Oz government: No action against rape supporting Mufti - won't step down till "world is clean of the White House' as thousands of Muslims show support
October 27, 2006
Defiant Sheik fires broadside at Bush
A defiant Sheik Taj Aldin Alhilali says he will only resign when the world is "clean of the White House".
Under pressure to step down following his comments suggesting immodestly dressed women invite sexual assault, Australia's leading Muslim cleric did nothing to ease simmering tensions on Friday.
After emerging from prayers at Sydney's Lakemba Mosque surrounded by dozens of followers, Sheik Alhilali was asked by a media pack whether he would quit.
"After we clean the world of the White House first," the sheik said before being ushered into a waiting car.
His supporters cheered and applauded loudly at the salvo aimed squarely at US President George W Bush and indirectly at Prime Minister John Howard.
The sheik has previously described Mr Bush, Mr Howard and UK Prime Minister Tony Blair as the "axis of evil" and has been accused of applauding suicide bombers in the past.
Mr Howard would not comment on the sheik's White House barb, but had earlier warned that the Muslim leader's actions could cause a lasting backlash against Muslims, a fear echoed by many Islamic groups.
"What I am saying to the Islamic community is this: if they do not resolve this matter, it could do lasting damage to the perceptions of that community within the broader Australian community'," Mr Howard told Southern Cross radio.
Sheik Alhilali is to take a break from preaching in the wake of the controversy, which has attracted international media coverage.
But the Lebanese Muslim Association (LMA) also fears a split in the Islamic community and has told the sheik to tone his comments down in future.
LMA president Tom Zreika believes the sheik is "arming" sections of the broader Australian community for further animosity toward Muslims.
"The mufti is providing ammunition for that," Mr Zreika said.
"His comments aren't helping.
"We've got to watch the way we're arming everybody to attack us.
"Not in the near future, but it harbours ill-feeling toward another group.
"He said he would do his best (to tone his comments down). He's got to be able to be more eloquent in his speech."
Mr Zreika said many of his association's members were embarrassed by the mufti's comments, made in a sermon last month, and said he was not speaking for all Muslims.
The board of the LMA, which runs Lakemba Mosque where the sheik preaches, met with him on Thursday night and decided not to take any action against him.
Some of the 15 board members supported the sheik's opinion while others called from him to retract the comments.
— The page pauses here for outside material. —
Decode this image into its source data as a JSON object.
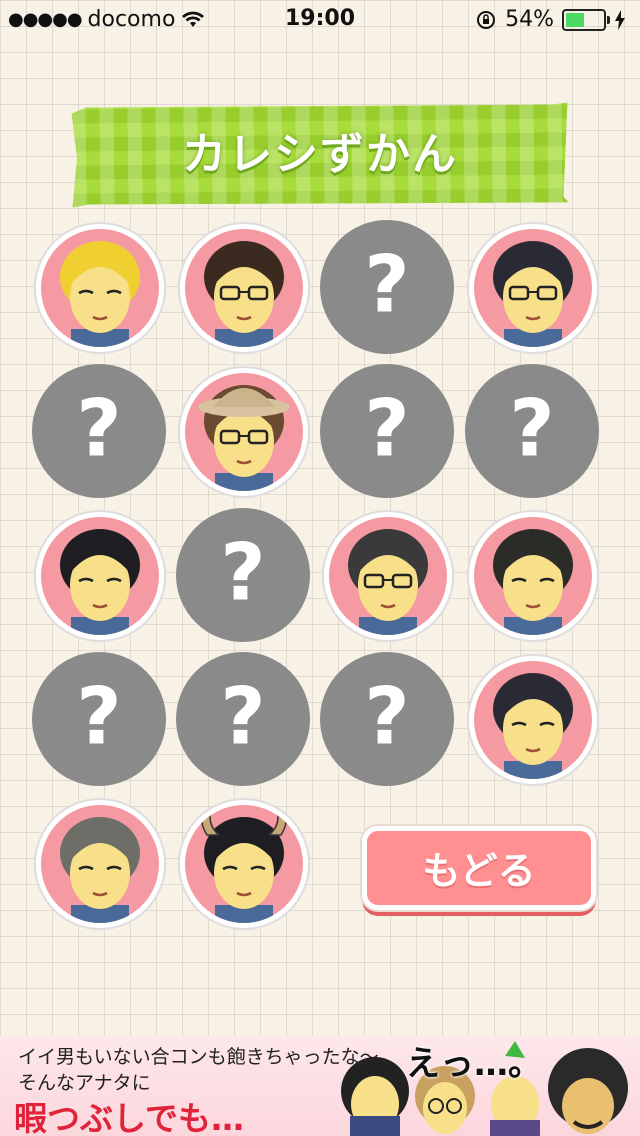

Other Muslim figures want the sheik to stand down over the sermon, in which he also said women were to blame for adultery in 90 per cent of cases.
Mr Zreika said the LMA will review Sheik Alhilali's position at the mosque when he returns from holiday.
Supporter and president of the Islamic Friendship Association of Australia, Keysar Trad, says while the sheik will not resign, he is taking a break for several months, which will include a pilgrimage to Mecca.
Sheik Alhilali did not deliver his usual sermon as several thousand Muslims attended prayers at Lakemba Mosque on Friday, with British Imam Abdul Jalil Sajid speaking on his behalf.
But he was assured by followers at Lakemba that he has the full backing of grass-roots Muslims.
"We're certainly not going to pass judgment on the basis of one comment in which we know his intentions were completely different," Mr Trad said.
"The grass roots are behind him."
Mr Trad said the sheik's comments were misrepresented and he has been upset by the reaction.
Federal Sex Discrimination Commissioner Pru Goward says everyone always claims to have been taken out of context when caught.
"It is not good enough just to say he will be silent for three months," she said.